A Good Map to Keeping Young
By Patrick M. Kennedy
You know, you’ve probably done it before, when you are about to take a vacation trip from work, you pull out a map and visually scout the area and the route you are about to take; especially if you are doing the driving. It’s probably a long way and you want to make it as easy and close to perfect as possible so you can have a good time. You might even call ahead and make room reservations so you will be comfortable at the end of each driving day. Or, you may circle the fun spots, roadside attractions and scenic routes along the trip, to make the vacation more enjoyable. You even make sure the car is greased, tuned and aired so there will be no undesirable snags along the way. It’s a well laid out plan and you are well prepared to have a good time.
Now, you are about the make another long trip that will last the rest of your life. It is called retirement. Do you have a plan, a map, to guide you through this arduous and complicated journey? Oh you can just wing it and fly thorough by the seat of your pants, but it would probably be much more relaxing and easy going if you followed that motto of the Boy Scouts, ‘Be Prepared’. But don’t follow the advice of Will Rogers, “Half our life is spent trying to find something to do with the time we have rushed through life trying to save.” That sounds like a waste of good time.
Now, how to map out this journey is a good question. For sure there isn’t an AAA that gives out maps for this jaunt. Lists are great! How about dragging out that woulda-coulda-shoulda list you made while you were a working bee. I wish I would have gone there; I wish I had done this; I should have kept up my art hobby; if only I had the time to … do anything I liked. “You are only young once, but you can stay immature indefinitely,” said Ogden Nash, and that is a good start and attitude when developing this map. You are as young as you think you are. And remember, some people are in retirement almost as long as they were working.
A pencil and yellow pad would be great here. You start writing down anything that comes to your mind about this subject. Writers call it a ‘Stream of Consciousness’ that is, the continuous flow of sense perceptions, thoughts, feelings, and memories in your mind that just pop up as the pencil flows across the paper. Believe it, this works, and one thought will lead to another and to another; and then it becomes a list of thing to do and that line is now being drawn across your retirement map and you can start adding the fun spots you want to hit along the way. Of course there are restrictions; finances, health, ‘how can I work my lounge chair into this plan’, and family ties; but no time restrictions.

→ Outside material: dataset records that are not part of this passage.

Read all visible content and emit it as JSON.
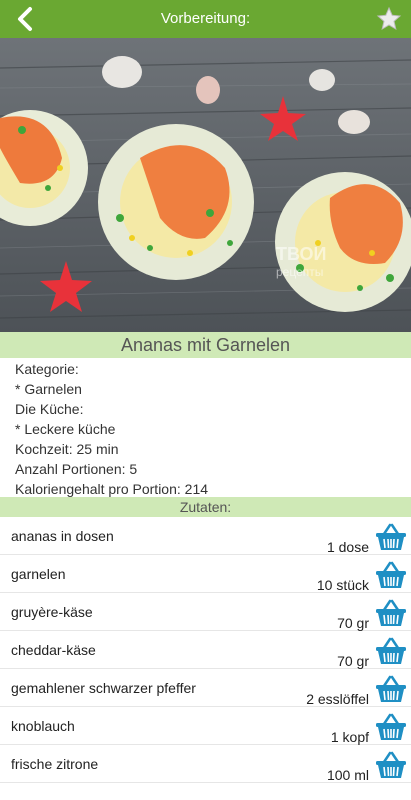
{
  "topbar": {
    "title": "Vorbereitung:",
    "back_icon": "chevron-left-icon",
    "favorite_icon": "star-icon",
    "bar_color": "#6aa832"
  },
  "hero": {
    "watermark_line1": "ТВОИ",
    "watermark_line2": "рецепты"
  },
  "recipe": {
    "title": "Ananas mit Garnelen",
    "info": [
      "Kategorie:",
      "* Garnelen",
      "Die Küche:",
      "* Leckere küche",
      "Kochzeit: 25 min",
      "Anzahl Portionen: 5",
      "Kaloriengehalt pro Portion: 214"
    ]
  },
  "zutaten": {
    "header": "Zutaten:",
    "basket_icon": "basket-icon",
    "items": [
      {
        "name": "ananas in dosen",
        "qty": "1 dose"
      },
      {
        "name": "garnelen",
        "qty": "10 stück"
      },
      {
        "name": "gruyère-käse",
        "qty": "70 gr"
      },
      {
        "name": "cheddar-käse",
        "qty": "70 gr"
      },
      {
        "name": "gemahlener schwarzer pfeffer",
        "qty": "2 esslöffel"
      },
      {
        "name": "knoblauch",
        "qty": "1 kopf"
      },
      {
        "name": "frische zitrone",
        "qty": "100 ml"
      }
    ]
  },
  "colors": {
    "accent": "#6aa832",
    "section_band": "#cfe9b6",
    "basket": "#1f8fc4"
  }
}
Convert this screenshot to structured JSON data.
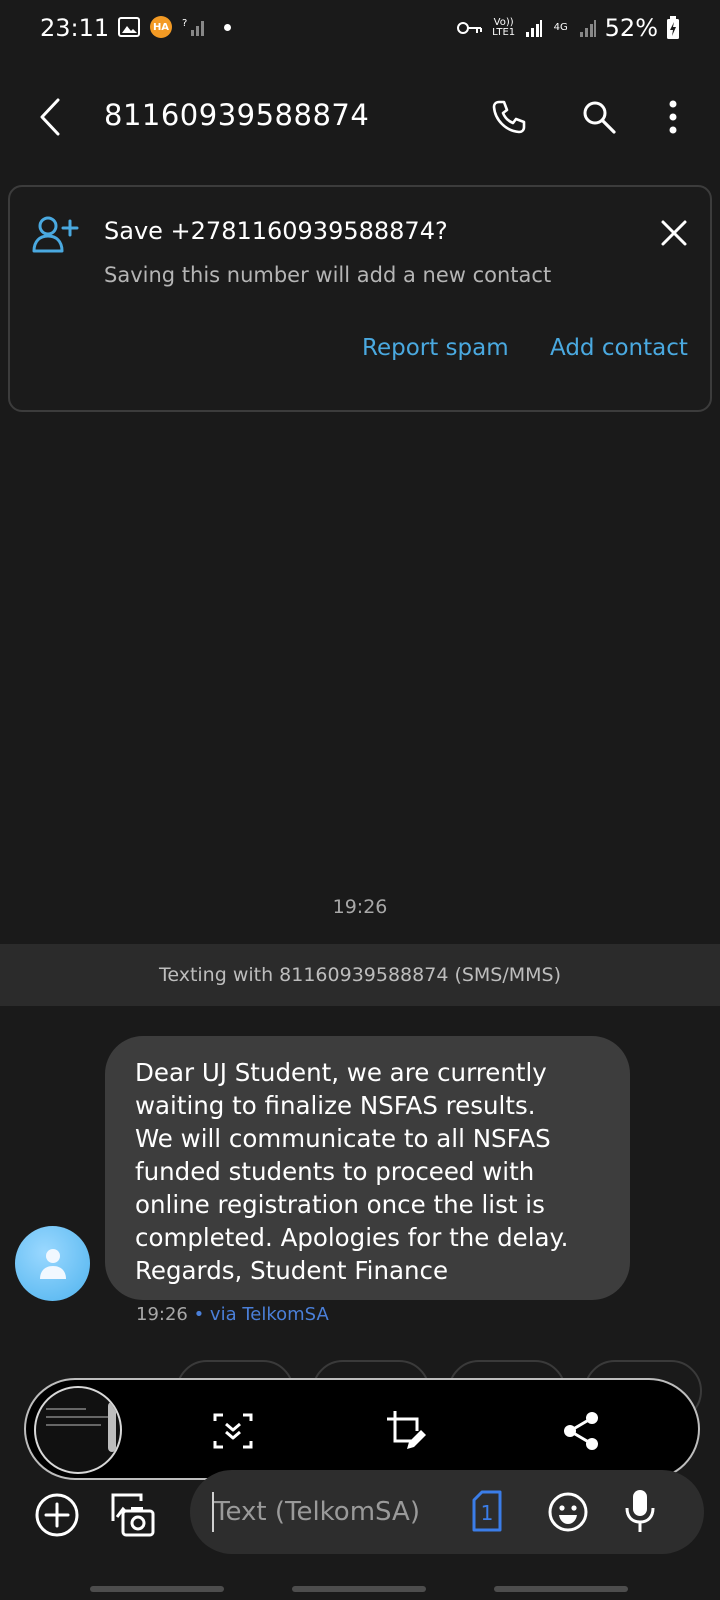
{
  "status_bar": {
    "time": "23:11",
    "notification_badge": "HA",
    "battery": "52%",
    "volte_label": "Vo)) LTE1",
    "network_label": "4G"
  },
  "header": {
    "title": "81160939588874",
    "icons": [
      "back-icon",
      "phone-icon",
      "search-icon",
      "more-vert-icon"
    ]
  },
  "save_card": {
    "title": "Save +2781160939588874?",
    "subtitle": "Saving this number will add a new contact",
    "report_spam_label": "Report spam",
    "add_contact_label": "Add contact",
    "accent_color": "#4aa9e0"
  },
  "conversation": {
    "timestamp": "19:26",
    "texting_with": "Texting with 81160939588874 (SMS/MMS)",
    "message": {
      "lines": [
        "Dear UJ Student, we are currently",
        "waiting to finalize NSFAS results.",
        "We will communicate to all NSFAS",
        "funded students to proceed with",
        "online registration once the list is",
        "completed. Apologies for the delay.",
        "Regards, Student Finance"
      ],
      "time": "19:26",
      "via": " • via TelkomSA"
    }
  },
  "screenshot_toolbar": {
    "icons": [
      "screenshot-thumbnail",
      "scroll-capture-icon",
      "crop-edit-icon",
      "share-icon"
    ]
  },
  "composer": {
    "placeholder": "Text (TelkomSA)",
    "sim_label": "1",
    "icons": [
      "add-icon",
      "gallery-camera-icon",
      "sim-icon",
      "emoji-icon",
      "mic-icon"
    ]
  }
}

“Retirement is the ugliest word in the language”, said Ernest Hemingway, and he is right if you think of it as doing nothing instead of doing something with it. The challenge of retirement is how to spend time and not waste it. This doesn’t have to be a dream project, but a real plan of action. Just remember what the poet Anne Sexton said, “In a dream you are never eighty.” A good map keeps you young.